The longstanding and serious arms race between iconic appellations in the Rhône Valley—Cornas, Condrieu, Côte Rôtie, and Hermitage in the north, and the cru villages of Châteauneuf-du-Pape in the south—means that nearly a dozen other appellations in the region have long been overshadowed. Even the sea of more generic Côtes du Rhône wines garner more attention.
In the bourbon world, Dave Pickerell is a household name. A jovial, lighthearted character, Pickerell spent 14 years as the master distiller for Maker’s Mark, followed by nearly a decade consulting for craft distilleries across the country. He is celebrated both for his deep knowledge of bourbon history and traditions and his expertise with modern distilling practices.
Looking for everyday bubbles that pair well with food? While Champagne may produce coveted wines, many other regions of the world offer comparable quality and value. These lesser-known sparklers will add a little glitz to your dinner table. Jean-Baptiste Adam NV Brut Rosé, $25. About 200 miles east of Champagne, Alsace uses similar standards to make crémants from mostly Pinot Blanc, though Chardonnay and Pinot Noir are allowed.
Muck Rack makes it simple to find people, tweets, or articles that mention any name, keyword, company, hashtag etc. We've compiled this guide to help you make the most of your search.
Selecting a term
Start searching tweets, articles from media outlets, articles mentioned in tweets, journalists'
names, titles and bios with some suggested searches:
Companies or Topics (e.g. iPhone, Microsoft)
Phrases (e.g. "cloud computing") — use quotes to keep the terms together
Twitter handles (e.g. @username) — returns those who have mentioned or replied to
Names (e.g. "David Pogue")
Hashtags (e.g. #sxsw, #london2012)
Bio details (e.g. vegan, Olympics, father)
Muck Rack's Advanced Search allows for many boolean operators.
Find results that mention multiple specified terms, use AND or
+. For example, ensure each result contains both Elon Musk and Mark Zuckerberg by
searching Obama AND Romney or Obama + Romney.
Use the operators OR or , to broaden your search when you'd like either of
multiple terms to appear in results. (This is the default behavior of our search when no operators
are used.) For example, search for democrat OR republican to find results that refer to
Democrats and/or Republicans.
Use NOT or - to subtract results from your search.

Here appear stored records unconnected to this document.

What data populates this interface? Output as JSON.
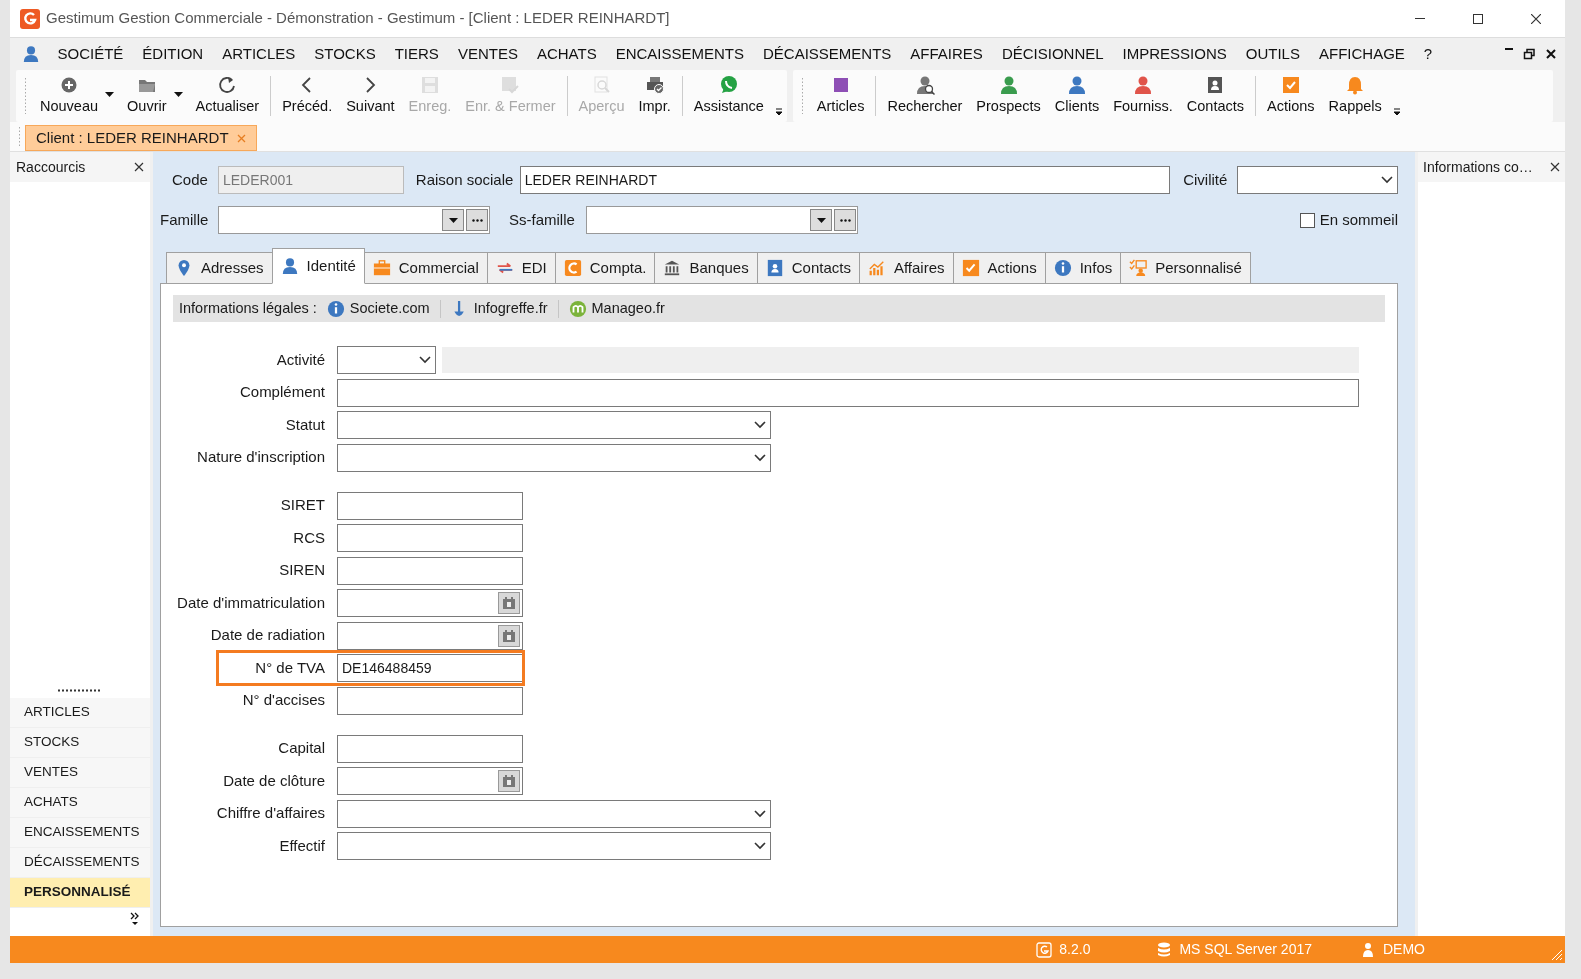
{
  "window": {
    "title": "Gestimum Gestion Commerciale - Démonstration - Gestimum - [Client : LEDER REINHARDT]"
  },
  "menu": [
    "SOCIÉTÉ",
    "ÉDITION",
    "ARTICLES",
    "STOCKS",
    "TIERS",
    "VENTES",
    "ACHATS",
    "ENCAISSEMENTS",
    "DÉCAISSEMENTS",
    "AFFAIRES",
    "DÉCISIONNEL",
    "IMPRESSIONS",
    "OUTILS",
    "AFFICHAGE",
    "?"
  ],
  "toolbar": {
    "groups": [
      [
        {
          "label": "Nouveau",
          "disabled": false,
          "dropdown": true
        },
        {
          "label": "Ouvrir",
          "disabled": false,
          "dropdown": true
        },
        {
          "label": "Actualiser",
          "disabled": false,
          "dropdown": false
        }
      ],
      [
        {
          "label": "Précéd.",
          "disabled": false,
          "dropdown": false
        },
        {
          "label": "Suivant",
          "disabled": false,
          "dropdown": false
        },
        {
          "label": "Enreg.",
          "disabled": true,
          "dropdown": false
        },
        {
          "label": "Enr. & Fermer",
          "disabled": true,
          "dropdown": false
        }
      ],
      [
        {
          "label": "Aperçu",
          "disabled": true,
          "dropdown": false
        },
        {
          "label": "Impr.",
          "disabled": false,
          "dropdown": false
        }
      ],
      [
        {
          "label": "Assistance",
          "disabled": false,
          "dropdown": false
        }
      ]
    ]
  },
  "toolbar2": {
    "groups": [
      [
        {
          "label": "Articles",
          "disabled": false,
          "dropdown": false
        }
      ],
      [
        {
          "label": "Rechercher",
          "disabled": false,
          "dropdown": false
        },
        {
          "label": "Prospects",
          "disabled": false,
          "dropdown": false
        },
        {
          "label": "Clients",
          "disabled": false,
          "dropdown": false
        },
        {
          "label": "Fourniss.",
          "disabled": false,
          "dropdown": false
        },
        {
          "label": "Contacts",
          "disabled": false,
          "dropdown": false
        }
      ],
      [
        {
          "label": "Actions",
          "disabled": false,
          "dropdown": false
        },
        {
          "label": "Rappels",
          "disabled": false,
          "dropdown": false
        }
      ]
    ]
  },
  "document_tabs": [
    {
      "label": "Client : LEDER REINHARDT",
      "selected": true
    }
  ],
  "shortcuts": {
    "title": "Raccourcis",
    "items": [
      {
        "label": "ARTICLES",
        "selected": false
      },
      {
        "label": "STOCKS",
        "selected": false
      },
      {
        "label": "VENTES",
        "selected": false
      },
      {
        "label": "ACHATS",
        "selected": false
      },
      {
        "label": "ENCAISSEMENTS",
        "selected": false
      },
      {
        "label": "DÉCAISSEMENTS",
        "selected": false
      },
      {
        "label": "PERSONNALISÉ",
        "selected": true
      }
    ]
  },
  "header_form": {
    "code": {
      "label": "Code",
      "value": "LEDER001"
    },
    "raison_sociale": {
      "label": "Raison sociale",
      "value": "LEDER REINHARDT"
    },
    "civilite": {
      "label": "Civilité"
    },
    "famille": {
      "label": "Famille"
    },
    "ss_famille": {
      "label": "Ss-famille"
    },
    "en_sommeil": {
      "label": "En sommeil",
      "checked": false
    }
  },
  "tabs": [
    {
      "label": "Adresses",
      "selected": false
    },
    {
      "label": "Identité",
      "selected": true
    },
    {
      "label": "Commercial",
      "selected": false
    },
    {
      "label": "EDI",
      "selected": false
    },
    {
      "label": "Compta.",
      "selected": false
    },
    {
      "label": "Banques",
      "selected": false
    },
    {
      "label": "Contacts",
      "selected": false
    },
    {
      "label": "Affaires",
      "selected": false
    },
    {
      "label": "Actions",
      "selected": false
    },
    {
      "label": "Infos",
      "selected": false
    },
    {
      "label": "Personnalisé",
      "selected": false
    }
  ],
  "legal_info": {
    "label": "Informations légales :",
    "links": [
      "Societe.com",
      "Infogreffe.fr",
      "Manageo.fr"
    ]
  },
  "sections": [
    [
      {
        "label": "Activité",
        "kind": "activity"
      },
      {
        "label": "Complément",
        "kind": "full"
      },
      {
        "label": "Statut",
        "kind": "select"
      },
      {
        "label": "Nature d'inscription",
        "kind": "select"
      }
    ],
    [
      {
        "label": "SIRET",
        "kind": "text"
      },
      {
        "label": "RCS",
        "kind": "text"
      },
      {
        "label": "SIREN",
        "kind": "text"
      },
      {
        "label": "Date d'immatriculation",
        "kind": "date"
      },
      {
        "label": "Date de radiation",
        "kind": "date"
      },
      {
        "label": "N° de TVA",
        "kind": "text",
        "value": "DE146488459",
        "highlighted": true
      },
      {
        "label": "N° d'accises",
        "kind": "text"
      }
    ],
    [
      {
        "label": "Capital",
        "kind": "text"
      },
      {
        "label": "Date de clôture",
        "kind": "date"
      },
      {
        "label": "Chiffre d'affaires",
        "kind": "select"
      },
      {
        "label": "Effectif",
        "kind": "select"
      }
    ]
  ],
  "info_pane": {
    "title": "Informations co…"
  },
  "status_bar": {
    "version": "8.2.0",
    "database": "MS SQL Server 2017",
    "user": "DEMO"
  }
}
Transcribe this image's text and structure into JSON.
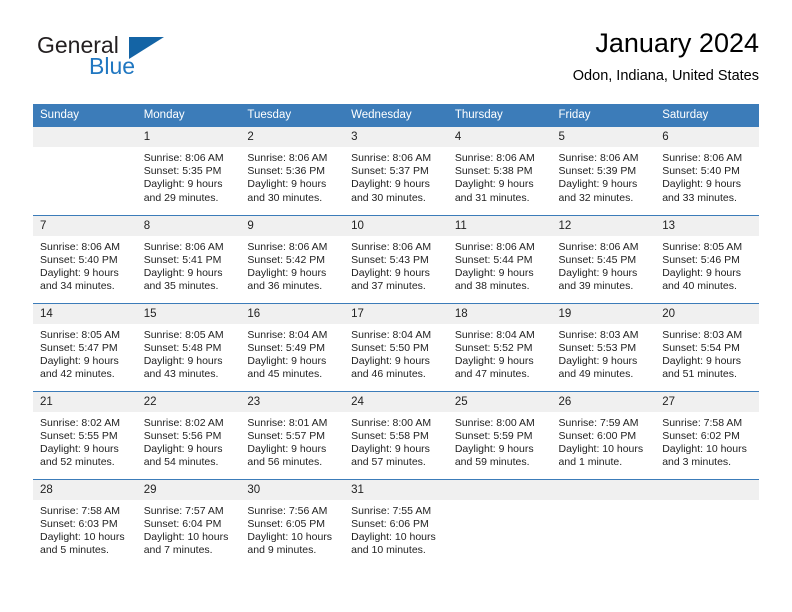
{
  "brand": {
    "name_part1": "General",
    "name_part2": "Blue",
    "triangle_color": "#1464a5",
    "blue_color": "#2077c1"
  },
  "header": {
    "title": "January 2024",
    "location": "Odon, Indiana, United States"
  },
  "theme": {
    "header_bar": "#3c7cb9",
    "daynum_band": "#f0f0f0",
    "text": "#222222"
  },
  "weekdays": [
    "Sunday",
    "Monday",
    "Tuesday",
    "Wednesday",
    "Thursday",
    "Friday",
    "Saturday"
  ],
  "weeks": [
    [
      {
        "day": "",
        "sunrise": "",
        "sunset": "",
        "daylight_line1": "",
        "daylight_line2": "",
        "blank": true
      },
      {
        "day": "1",
        "sunrise": "Sunrise: 8:06 AM",
        "sunset": "Sunset: 5:35 PM",
        "daylight_line1": "Daylight: 9 hours",
        "daylight_line2": "and 29 minutes."
      },
      {
        "day": "2",
        "sunrise": "Sunrise: 8:06 AM",
        "sunset": "Sunset: 5:36 PM",
        "daylight_line1": "Daylight: 9 hours",
        "daylight_line2": "and 30 minutes."
      },
      {
        "day": "3",
        "sunrise": "Sunrise: 8:06 AM",
        "sunset": "Sunset: 5:37 PM",
        "daylight_line1": "Daylight: 9 hours",
        "daylight_line2": "and 30 minutes."
      },
      {
        "day": "4",
        "sunrise": "Sunrise: 8:06 AM",
        "sunset": "Sunset: 5:38 PM",
        "daylight_line1": "Daylight: 9 hours",
        "daylight_line2": "and 31 minutes."
      },
      {
        "day": "5",
        "sunrise": "Sunrise: 8:06 AM",
        "sunset": "Sunset: 5:39 PM",
        "daylight_line1": "Daylight: 9 hours",
        "daylight_line2": "and 32 minutes."
      },
      {
        "day": "6",
        "sunrise": "Sunrise: 8:06 AM",
        "sunset": "Sunset: 5:40 PM",
        "daylight_line1": "Daylight: 9 hours",
        "daylight_line2": "and 33 minutes."
      }
    ],
    [
      {
        "day": "7",
        "sunrise": "Sunrise: 8:06 AM",
        "sunset": "Sunset: 5:40 PM",
        "daylight_line1": "Daylight: 9 hours",
        "daylight_line2": "and 34 minutes."
      },
      {
        "day": "8",
        "sunrise": "Sunrise: 8:06 AM",
        "sunset": "Sunset: 5:41 PM",
        "daylight_line1": "Daylight: 9 hours",
        "daylight_line2": "and 35 minutes."
      },
      {
        "day": "9",
        "sunrise": "Sunrise: 8:06 AM",
        "sunset": "Sunset: 5:42 PM",
        "daylight_line1": "Daylight: 9 hours",
        "daylight_line2": "and 36 minutes."
      },
      {
        "day": "10",
        "sunrise": "Sunrise: 8:06 AM",
        "sunset": "Sunset: 5:43 PM",
        "daylight_line1": "Daylight: 9 hours",
        "daylight_line2": "and 37 minutes."
      },
      {
        "day": "11",
        "sunrise": "Sunrise: 8:06 AM",
        "sunset": "Sunset: 5:44 PM",
        "daylight_line1": "Daylight: 9 hours",
        "daylight_line2": "and 38 minutes."
      },
      {
        "day": "12",
        "sunrise": "Sunrise: 8:06 AM",
        "sunset": "Sunset: 5:45 PM",
        "daylight_line1": "Daylight: 9 hours",
        "daylight_line2": "and 39 minutes."
      },
      {
        "day": "13",
        "sunrise": "Sunrise: 8:05 AM",
        "sunset": "Sunset: 5:46 PM",
        "daylight_line1": "Daylight: 9 hours",
        "daylight_line2": "and 40 minutes."
      }
    ],
    [
      {
        "day": "14",
        "sunrise": "Sunrise: 8:05 AM",
        "sunset": "Sunset: 5:47 PM",
        "daylight_line1": "Daylight: 9 hours",
        "daylight_line2": "and 42 minutes."
      },
      {
        "day": "15",
        "sunrise": "Sunrise: 8:05 AM",
        "sunset": "Sunset: 5:48 PM",
        "daylight_line1": "Daylight: 9 hours",
        "daylight_line2": "and 43 minutes."
      },
      {
        "day": "16",
        "sunrise": "Sunrise: 8:04 AM",
        "sunset": "Sunset: 5:49 PM",
        "daylight_line1": "Daylight: 9 hours",
        "daylight_line2": "and 45 minutes."
      },
      {
        "day": "17",
        "sunrise": "Sunrise: 8:04 AM",
        "sunset": "Sunset: 5:50 PM",
        "daylight_line1": "Daylight: 9 hours",
        "daylight_line2": "and 46 minutes."
      },
      {
        "day": "18",
        "sunrise": "Sunrise: 8:04 AM",
        "sunset": "Sunset: 5:52 PM",
        "daylight_line1": "Daylight: 9 hours",
        "daylight_line2": "and 47 minutes."
      },
      {
        "day": "19",
        "sunrise": "Sunrise: 8:03 AM",
        "sunset": "Sunset: 5:53 PM",
        "daylight_line1": "Daylight: 9 hours",
        "daylight_line2": "and 49 minutes."
      },
      {
        "day": "20",
        "sunrise": "Sunrise: 8:03 AM",
        "sunset": "Sunset: 5:54 PM",
        "daylight_line1": "Daylight: 9 hours",
        "daylight_line2": "and 51 minutes."
      }
    ],
    [
      {
        "day": "21",
        "sunrise": "Sunrise: 8:02 AM",
        "sunset": "Sunset: 5:55 PM",
        "daylight_line1": "Daylight: 9 hours",
        "daylight_line2": "and 52 minutes."
      },
      {
        "day": "22",
        "sunrise": "Sunrise: 8:02 AM",
        "sunset": "Sunset: 5:56 PM",
        "daylight_line1": "Daylight: 9 hours",
        "daylight_line2": "and 54 minutes."
      },
      {
        "day": "23",
        "sunrise": "Sunrise: 8:01 AM",
        "sunset": "Sunset: 5:57 PM",
        "daylight_line1": "Daylight: 9 hours",
        "daylight_line2": "and 56 minutes."
      },
      {
        "day": "24",
        "sunrise": "Sunrise: 8:00 AM",
        "sunset": "Sunset: 5:58 PM",
        "daylight_line1": "Daylight: 9 hours",
        "daylight_line2": "and 57 minutes."
      },
      {
        "day": "25",
        "sunrise": "Sunrise: 8:00 AM",
        "sunset": "Sunset: 5:59 PM",
        "daylight_line1": "Daylight: 9 hours",
        "daylight_line2": "and 59 minutes."
      },
      {
        "day": "26",
        "sunrise": "Sunrise: 7:59 AM",
        "sunset": "Sunset: 6:00 PM",
        "daylight_line1": "Daylight: 10 hours",
        "daylight_line2": "and 1 minute."
      },
      {
        "day": "27",
        "sunrise": "Sunrise: 7:58 AM",
        "sunset": "Sunset: 6:02 PM",
        "daylight_line1": "Daylight: 10 hours",
        "daylight_line2": "and 3 minutes."
      }
    ],
    [
      {
        "day": "28",
        "sunrise": "Sunrise: 7:58 AM",
        "sunset": "Sunset: 6:03 PM",
        "daylight_line1": "Daylight: 10 hours",
        "daylight_line2": "and 5 minutes."
      },
      {
        "day": "29",
        "sunrise": "Sunrise: 7:57 AM",
        "sunset": "Sunset: 6:04 PM",
        "daylight_line1": "Daylight: 10 hours",
        "daylight_line2": "and 7 minutes."
      },
      {
        "day": "30",
        "sunrise": "Sunrise: 7:56 AM",
        "sunset": "Sunset: 6:05 PM",
        "daylight_line1": "Daylight: 10 hours",
        "daylight_line2": "and 9 minutes."
      },
      {
        "day": "31",
        "sunrise": "Sunrise: 7:55 AM",
        "sunset": "Sunset: 6:06 PM",
        "daylight_line1": "Daylight: 10 hours",
        "daylight_line2": "and 10 minutes."
      },
      {
        "day": "",
        "sunrise": "",
        "sunset": "",
        "daylight_line1": "",
        "daylight_line2": "",
        "blank": true
      },
      {
        "day": "",
        "sunrise": "",
        "sunset": "",
        "daylight_line1": "",
        "daylight_line2": "",
        "blank": true
      },
      {
        "day": "",
        "sunrise": "",
        "sunset": "",
        "daylight_line1": "",
        "daylight_line2": "",
        "blank": true
      }
    ]
  ]
}
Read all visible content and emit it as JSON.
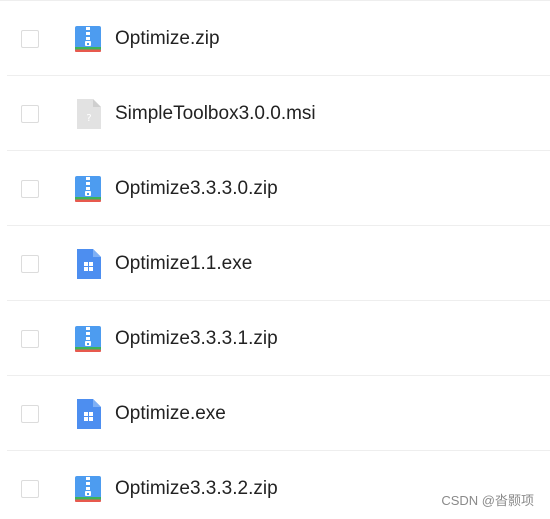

For
example, searching Disney will yield results about the Walt Disney Company as well as Walt Disney
World Resort. To exclude mentions of Disney World, search for Disney -World or Disney
When using one of these operators with a phrase, enclose it in quotation marks. For example, you can
find results about smartphones excluding Apple's iPhone 4S by searching smartphone -"iPhone
Exact case matching or punctuation
If you're searching for a brand name or keyword that relies on specific punctuation marks or capitalization, you can
find results that match your exact query by adding matchcase: before the keyword you're searching for, like matchcase:E*TRADE .
Use parentheses to separate multiple
boolean phrases. For example, to find journalists talking about having fun in Disney World or
Disneyland, search for ("disney world" OR disneyland) AND fun.
An asterisk can be used to search for any variation of a root word truncated by the asterisk. For example, searching for admin* will return results for administrator, administration, administer, administered, etc.
A near operator is an AND operator where you can control the distance between the words. You can vary the distance the near operation uses by adding a forward slash and number (between 0-99) such as strawberries NEAR/10 "whipped cream", which means the strawberries must exist within 10 words of "whipped cream".